**Source data:**
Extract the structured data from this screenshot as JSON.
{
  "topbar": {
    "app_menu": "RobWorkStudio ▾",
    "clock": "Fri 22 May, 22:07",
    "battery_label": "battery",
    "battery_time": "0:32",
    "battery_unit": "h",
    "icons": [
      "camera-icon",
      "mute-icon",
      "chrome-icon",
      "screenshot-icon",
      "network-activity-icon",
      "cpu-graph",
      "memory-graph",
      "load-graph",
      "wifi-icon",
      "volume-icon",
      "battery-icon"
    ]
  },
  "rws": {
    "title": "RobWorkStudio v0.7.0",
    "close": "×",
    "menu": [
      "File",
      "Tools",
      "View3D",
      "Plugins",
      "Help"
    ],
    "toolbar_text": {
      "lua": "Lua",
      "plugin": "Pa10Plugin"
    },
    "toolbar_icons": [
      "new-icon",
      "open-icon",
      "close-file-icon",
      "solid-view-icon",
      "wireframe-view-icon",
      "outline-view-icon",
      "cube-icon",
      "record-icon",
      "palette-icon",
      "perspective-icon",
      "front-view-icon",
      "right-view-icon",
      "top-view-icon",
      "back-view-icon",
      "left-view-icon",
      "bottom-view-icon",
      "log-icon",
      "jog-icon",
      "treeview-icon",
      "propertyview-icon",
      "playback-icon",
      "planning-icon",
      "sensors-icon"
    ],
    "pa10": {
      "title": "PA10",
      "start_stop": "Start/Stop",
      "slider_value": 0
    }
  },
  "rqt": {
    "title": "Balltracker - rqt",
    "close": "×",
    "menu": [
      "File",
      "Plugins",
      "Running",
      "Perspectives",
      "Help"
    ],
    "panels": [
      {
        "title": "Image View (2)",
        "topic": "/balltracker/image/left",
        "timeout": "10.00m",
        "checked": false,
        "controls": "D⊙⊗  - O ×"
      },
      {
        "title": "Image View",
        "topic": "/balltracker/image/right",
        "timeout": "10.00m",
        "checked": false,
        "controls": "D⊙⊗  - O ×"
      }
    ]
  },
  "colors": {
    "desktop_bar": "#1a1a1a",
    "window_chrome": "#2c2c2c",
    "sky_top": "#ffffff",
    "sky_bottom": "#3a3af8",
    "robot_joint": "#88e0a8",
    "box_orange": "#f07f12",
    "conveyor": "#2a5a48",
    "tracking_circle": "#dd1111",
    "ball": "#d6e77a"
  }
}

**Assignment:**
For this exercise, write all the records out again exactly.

**Output of the exercise:**
Extract the structured data from this screenshot as JSON.
{
  "topbar": {
    "app_menu": "RobWorkStudio ▾",
    "clock": "Fri 22 May, 22:07",
    "battery_label": "battery",
    "battery_time": "0:32",
    "battery_unit": "h",
    "icons": [
      "camera-icon",
      "mute-icon",
      "chrome-icon",
      "screenshot-icon",
      "network-activity-icon",
      "cpu-graph",
      "memory-graph",
      "load-graph",
      "wifi-icon",
      "volume-icon",
      "battery-icon"
    ]
  },
  "rws": {
    "title": "RobWorkStudio v0.7.0",
    "close": "×",
    "menu": [
      "File",
      "Tools",
      "View3D",
      "Plugins",
      "Help"
    ],
    "toolbar_text": {
      "lua": "Lua",
      "plugin": "Pa10Plugin"
    },
    "toolbar_icons": [
      "new-icon",
      "open-icon",
      "close-file-icon",
      "solid-view-icon",
      "wireframe-view-icon",
      "outline-view-icon",
      "cube-icon",
      "record-icon",
      "palette-icon",
      "perspective-icon",
      "front-view-icon",
      "right-view-icon",
      "top-view-icon",
      "back-view-icon",
      "left-view-icon",
      "bottom-view-icon",
      "log-icon",
      "jog-icon",
      "treeview-icon",
      "propertyview-icon",
      "playback-icon",
      "planning-icon",
      "sensors-icon"
    ],
    "pa10": {
      "title": "PA10",
      "start_stop": "Start/Stop",
      "slider_value": 0
    }
  },
  "rqt": {
    "title": "Balltracker - rqt",
    "close": "×",
    "menu": [
      "File",
      "Plugins",
      "Running",
      "Perspectives",
      "Help"
    ],
    "panels": [
      {
        "title": "Image View (2)",
        "topic": "/balltracker/image/left",
        "timeout": "10.00m",
        "checked": false,
        "controls": "D⊙⊗  - O ×"
      },
      {
        "title": "Image View",
        "topic": "/balltracker/image/right",
        "timeout": "10.00m",
        "checked": false,
        "controls": "D⊙⊗  - O ×"
      }
    ]
  },
  "colors": {
    "desktop_bar": "#1a1a1a",
    "window_chrome": "#2c2c2c",
    "sky_top": "#ffffff",
    "sky_bottom": "#3a3af8",
    "robot_joint": "#88e0a8",
    "box_orange": "#f07f12",
    "conveyor": "#2a5a48",
    "tracking_circle": "#dd1111",
    "ball": "#d6e77a"
  }
}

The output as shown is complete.